AngularJS is built on the belief that declarative programming should be used to create user interfaces and connect software components, while imperative programming is better suited to defining an application’s business logic. The framework adapts and extends traditional HTML to present dynamic content through two-way data-binding that allows for the automatic synchronization of models and views. As a result, AngularJS de-emphasizes explicit DOM (Document Object Model) manipulation with the goal of improving testability and performance.
AngularJS’s design goals include:
- to decouple DOM manipulation from application logic. The difficulty of this is dramatically affected by the way the code is structured.
- to decouple the client side of an application from the server side. This allows development work to progress in parallel, and allows for reuse of both sides.
- to provide structure for the journey of building an application: from designing the UI, through writing the business logic, to testing.
Angular implements the MVC pattern to separate presentation, data, and logic components. Using dependency injection, Angular brings traditionally server – side services, such as view-dependent controllers, to client-side web applications. Consequently, much of the burden on the server can be reduced.
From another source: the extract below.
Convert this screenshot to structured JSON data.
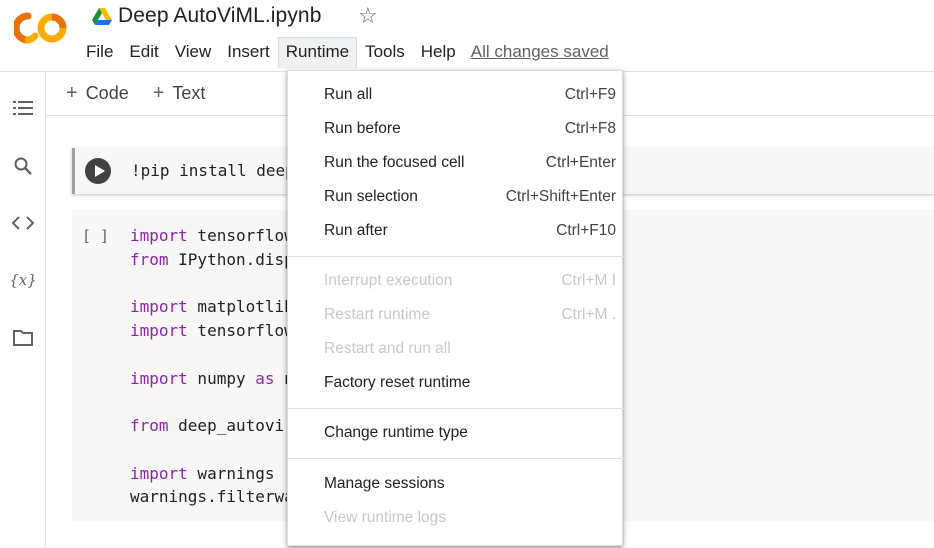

AngularJS uses the term “scope” in a manner akin to the fundamentals of computer science. Scope in computer science describes when in the program a particular binding is valid. The ECMA 262 specification defines scope as: a lexical environment in which a Function object is executed in client-side web scripts akin to how scope is defined in lambda calculus.
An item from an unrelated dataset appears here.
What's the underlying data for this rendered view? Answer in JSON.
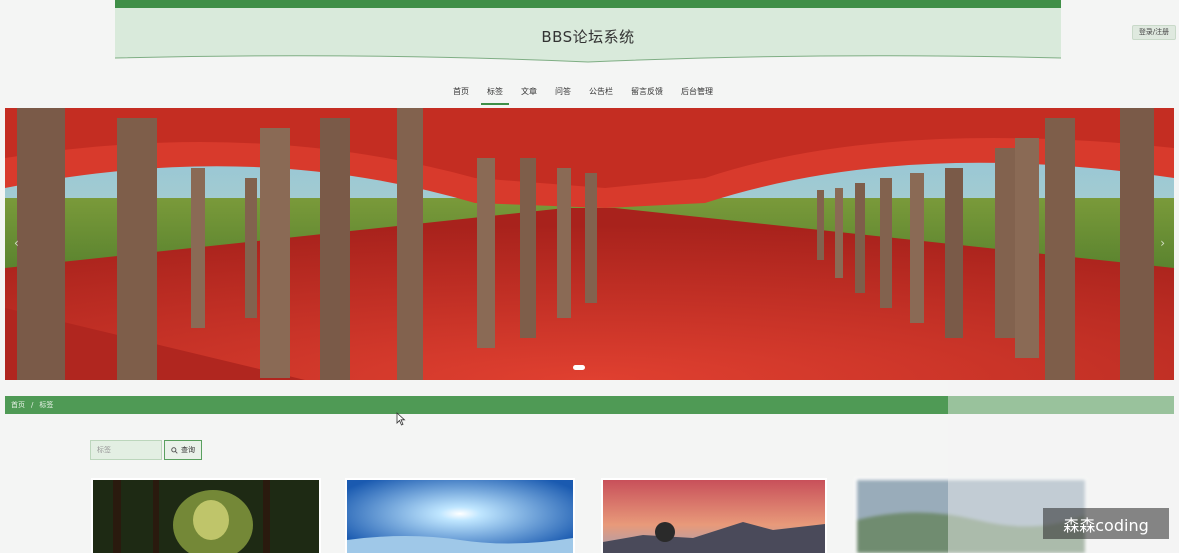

As a part of the “MVC” architecture, the scope forms the “Model”, and all variables defined in the scope can be accessed by the “View” as well as the “Controller”. The scope behaves as a glue and binds the “View” and the “Controller”.
This above mentioned gives a brief about the AngularJS. Watch this space for more updates on the latest trend in the Technology World.